As I splashed hot water from the sink on my face to shave around my beard, steam fogged the glass, so I wiped it with the heel of my hand.

Once the mirror cleared, I leaned in close to get a better look and realized I was shaving my father’s face.

The thought took me aback for a moment. So many times as a kid, I saw my lather-faced dad lean in close to the mirror scrunching his face this way and that to get at all the hard to reach places.

Last week, the title of my column was things get older, but the focus was on “things” and not people. Seeing my father’s face in my foggy mirror made the fact clear that I’m getting older, too.

I’m within a few days of how old he was when he died in May 1986. That’s a sobering thought.
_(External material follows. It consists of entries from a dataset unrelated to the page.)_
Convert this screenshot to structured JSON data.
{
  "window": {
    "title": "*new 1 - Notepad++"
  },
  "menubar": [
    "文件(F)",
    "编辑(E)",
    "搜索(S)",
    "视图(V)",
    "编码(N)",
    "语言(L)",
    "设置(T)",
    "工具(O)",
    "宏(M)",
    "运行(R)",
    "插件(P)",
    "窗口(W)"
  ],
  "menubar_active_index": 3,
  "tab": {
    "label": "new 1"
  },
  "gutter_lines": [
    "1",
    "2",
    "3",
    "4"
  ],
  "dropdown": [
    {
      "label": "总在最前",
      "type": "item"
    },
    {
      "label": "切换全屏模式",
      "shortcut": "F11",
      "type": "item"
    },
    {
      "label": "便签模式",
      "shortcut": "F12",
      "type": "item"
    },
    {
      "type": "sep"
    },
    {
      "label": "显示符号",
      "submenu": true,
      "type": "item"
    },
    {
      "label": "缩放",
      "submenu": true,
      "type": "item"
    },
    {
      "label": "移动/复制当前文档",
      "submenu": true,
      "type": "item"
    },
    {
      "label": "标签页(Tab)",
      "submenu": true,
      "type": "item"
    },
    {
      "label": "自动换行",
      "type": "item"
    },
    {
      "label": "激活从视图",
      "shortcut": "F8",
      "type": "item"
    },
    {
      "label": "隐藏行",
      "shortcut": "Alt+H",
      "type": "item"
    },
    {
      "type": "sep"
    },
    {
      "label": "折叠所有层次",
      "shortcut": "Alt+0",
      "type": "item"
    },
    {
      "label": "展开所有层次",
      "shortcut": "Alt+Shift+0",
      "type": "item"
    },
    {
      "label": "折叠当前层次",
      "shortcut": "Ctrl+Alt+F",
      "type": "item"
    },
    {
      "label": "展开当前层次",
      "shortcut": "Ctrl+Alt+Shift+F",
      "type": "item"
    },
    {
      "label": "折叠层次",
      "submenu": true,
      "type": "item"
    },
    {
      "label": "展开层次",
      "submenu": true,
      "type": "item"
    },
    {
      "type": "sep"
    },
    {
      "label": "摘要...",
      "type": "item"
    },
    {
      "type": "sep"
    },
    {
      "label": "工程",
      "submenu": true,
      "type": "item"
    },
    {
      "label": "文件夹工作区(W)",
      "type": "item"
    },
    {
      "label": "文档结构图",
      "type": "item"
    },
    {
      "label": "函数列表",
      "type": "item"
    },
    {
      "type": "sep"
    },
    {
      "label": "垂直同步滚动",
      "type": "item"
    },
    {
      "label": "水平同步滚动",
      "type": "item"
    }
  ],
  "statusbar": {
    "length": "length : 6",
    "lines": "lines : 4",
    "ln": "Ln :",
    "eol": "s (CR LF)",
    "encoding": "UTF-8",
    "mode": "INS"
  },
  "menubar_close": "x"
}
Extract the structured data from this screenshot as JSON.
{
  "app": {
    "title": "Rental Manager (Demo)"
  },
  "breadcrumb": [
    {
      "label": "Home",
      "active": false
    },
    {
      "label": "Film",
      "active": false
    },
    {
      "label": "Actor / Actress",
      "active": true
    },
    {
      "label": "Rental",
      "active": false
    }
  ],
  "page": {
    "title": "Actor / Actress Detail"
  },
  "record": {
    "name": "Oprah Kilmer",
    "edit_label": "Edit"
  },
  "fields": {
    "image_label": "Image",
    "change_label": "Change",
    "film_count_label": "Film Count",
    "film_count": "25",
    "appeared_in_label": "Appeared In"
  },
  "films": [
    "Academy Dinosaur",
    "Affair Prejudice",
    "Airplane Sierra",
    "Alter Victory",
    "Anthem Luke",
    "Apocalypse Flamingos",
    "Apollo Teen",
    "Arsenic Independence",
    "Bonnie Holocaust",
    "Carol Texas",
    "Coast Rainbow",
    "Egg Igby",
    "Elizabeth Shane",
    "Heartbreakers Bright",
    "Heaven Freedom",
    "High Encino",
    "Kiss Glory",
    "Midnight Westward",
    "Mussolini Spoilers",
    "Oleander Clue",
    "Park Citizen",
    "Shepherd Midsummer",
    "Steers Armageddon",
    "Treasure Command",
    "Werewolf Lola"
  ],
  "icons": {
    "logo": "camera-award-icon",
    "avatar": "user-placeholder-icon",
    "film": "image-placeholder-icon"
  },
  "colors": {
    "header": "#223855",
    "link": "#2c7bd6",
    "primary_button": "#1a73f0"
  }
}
The question that comes to mind for me is: Where did the time go? I can read back through my journals and look at the thousands of pictures that document my life, and know I wasn’t magically teleported by the mirror from 1964 until today, but it doesn’t seem as though it’s been 50 years.

Another piece of evidence that shows my age is an article I read today about the Ford Mustang turning 50 this month.

I remember seeing my first Ford Mustang in late March 1964.

I was in junior high school at Dora, and one morning as I walked toward the concession stand, which stood at the side of the old stone gym, I saw the Mustang glide up the hill and back gracefully into a slot toward the end of the parking lot.

The morning sun glinted off the front bumper for an instant and it was almost like the flash of a Kodak Brownie camera. Even today, that image is as clear as a picture from my photo box.

Apparently I wasn’t the only person to notice it because by the time I reached the end of the lot, there were a dozen other guys drawn toward that metallic blue beauty.

It was stunningly beautiful to me and unlike anything I’d ever seen. I fell in love with that car.

The picture in the mirror and the Mustang memory were solemn reminders that life is short.

When I look back, most of the things I wrote on my bucket list 10 years ago are still there hanging on my office wall. Very few of the things have been marked off the list.

Someday has arrived.

I think if my dad were alive today, he’d be the first to say, “Son, time gets away. You need to do the things that are important to you now.”